Participating in employer pretax plans allows you to receive coverages and benefits designed to enhance the medical and financial health of you and your family. Pretax benefits you elect to purchase reduce your taxable income, which in many cases means you'll pay less for your coverages than you would if you bought into a private plan funded with after-tax dollars. Some plans have a limit to the amount you can contribute pretax each year, so in most cases you won't receive an unlimited advantage from this type of deduction.
A tax deduction reduces taxable income. Tax credits reduce the amount of tax you owe.
Pretax Plans and Tax Deduction Definition
Pretax deductions are deducted from gross wages before the calculation of taxes and after-tax deductions. This reduces the income amount your employer uses to base your tax withholdings from. When you receive your W-2 at the end of the year, the gross income you report to the Internal Revenue Service doesn’t include the income used for your pretax deductions. Depending on how close your income is to a lower tax bracket, you may realize significant tax savings when you purchase pretax benefits.
You can’t deduct any items on your tax return that you paid for with pretax deduction dollars. For example, amounts you pay for health insurance, flexible spending account contributions, and 401(k) contributions are excluded from additional tax deductions. This is because you already receive a benefit for these expenses by not paying tax on the money used to purchase them.
Tax credits also work differently, enabling you to offset a dollar of taxes owed rather than a dollar of taxable income for each dollar of tax credit.
The pretax dollars you use to purchase certain benefits may be limited to annual contribution amounts. The IRS sets the annual limits for maximum contributions, but your employer may set its own maximums for some plans, as long as those limits are less than the IRS limits. Examples of pretax deductions with limits include retirement plan contributions, dependent care assistance, education assistance, and transportation benefits.
Social Security and Medicare Exceptions
Some pretax deductions, such as 401(k) contributions, are still subject to Social Security and Medicare tax. This doesn’t affect the taxable income you report on your tax return, but you may notice that the Social Security and Medicare tax you pay during the year is based on a higher gross income amount than that computed for income taxes. This is in some ways an advantage because it increases your Social Security credits and your future Social Security benefits.
2019 Pretax Deductions
Adjusted for costs of living, 2019 pretax deductions are higher than the previous year. Examples of allowable pretax deductions include a fringe benefit exclusion program that allows some workers to make pretax deductions for transit and parking -- up to $265 monthly. If you have an eligible 401(k), 403(b) or 457 retirement plan, you'll be able to contribute up to $19,000. And eligible taxpayers can claim up to $14,080 for adoption assistance.
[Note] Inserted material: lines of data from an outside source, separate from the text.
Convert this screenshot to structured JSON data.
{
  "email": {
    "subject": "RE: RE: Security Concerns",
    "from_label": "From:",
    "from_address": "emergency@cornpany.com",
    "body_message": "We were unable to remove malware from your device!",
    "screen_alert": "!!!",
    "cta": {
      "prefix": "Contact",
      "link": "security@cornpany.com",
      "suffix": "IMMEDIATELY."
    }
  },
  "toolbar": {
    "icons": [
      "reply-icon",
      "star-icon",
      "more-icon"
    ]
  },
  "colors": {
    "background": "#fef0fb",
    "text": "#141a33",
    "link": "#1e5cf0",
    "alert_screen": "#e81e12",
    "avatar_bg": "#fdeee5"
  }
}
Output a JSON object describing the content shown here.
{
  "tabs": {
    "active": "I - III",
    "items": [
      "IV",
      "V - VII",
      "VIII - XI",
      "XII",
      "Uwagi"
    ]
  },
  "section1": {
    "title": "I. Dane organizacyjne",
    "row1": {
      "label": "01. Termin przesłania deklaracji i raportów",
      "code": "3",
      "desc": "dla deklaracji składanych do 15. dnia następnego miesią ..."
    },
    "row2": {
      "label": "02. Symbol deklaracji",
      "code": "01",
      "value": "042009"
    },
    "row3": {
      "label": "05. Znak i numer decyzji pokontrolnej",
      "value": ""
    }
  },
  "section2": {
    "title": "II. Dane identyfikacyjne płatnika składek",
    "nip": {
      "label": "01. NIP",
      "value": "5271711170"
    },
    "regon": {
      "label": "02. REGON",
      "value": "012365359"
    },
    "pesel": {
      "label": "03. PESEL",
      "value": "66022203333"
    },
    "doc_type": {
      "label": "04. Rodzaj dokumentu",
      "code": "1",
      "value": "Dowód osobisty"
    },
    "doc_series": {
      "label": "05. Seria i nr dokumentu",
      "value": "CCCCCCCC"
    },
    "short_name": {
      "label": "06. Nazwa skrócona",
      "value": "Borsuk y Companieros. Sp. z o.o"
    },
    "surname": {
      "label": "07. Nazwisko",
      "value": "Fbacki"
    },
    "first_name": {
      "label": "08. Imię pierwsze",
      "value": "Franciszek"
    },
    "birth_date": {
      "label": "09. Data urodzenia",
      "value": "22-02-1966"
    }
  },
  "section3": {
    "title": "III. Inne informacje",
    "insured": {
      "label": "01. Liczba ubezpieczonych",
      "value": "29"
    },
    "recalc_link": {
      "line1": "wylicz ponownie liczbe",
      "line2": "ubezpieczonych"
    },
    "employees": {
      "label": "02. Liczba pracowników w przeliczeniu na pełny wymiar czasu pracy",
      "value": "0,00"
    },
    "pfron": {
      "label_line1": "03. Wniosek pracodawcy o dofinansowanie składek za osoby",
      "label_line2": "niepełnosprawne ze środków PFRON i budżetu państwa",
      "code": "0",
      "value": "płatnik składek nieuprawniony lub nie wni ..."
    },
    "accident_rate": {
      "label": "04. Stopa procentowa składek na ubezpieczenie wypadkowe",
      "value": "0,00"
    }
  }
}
Check with your employer to understand the most you can contribute with each paycheck.
2018 Pretax Deductions
Pretax deductions were slightly lower for tax year 2018. Transit and parking benefits for employees topped out at $260; eligible 401(k), 403(b) and 457 retirement plan contributions were capped at $18,500; and adoption assistance was a $13,840 maximum.
With a background in taxation and financial consulting, Alia Nikolakopulos has over a decade of experience resolving tax and finance issues. She is an IRS Enrolled Agent and has been a writer for these topics since 2010. Nikolakopulos is pursuing Bachelor of Science in accounting at the Metropolitan State University of Denver.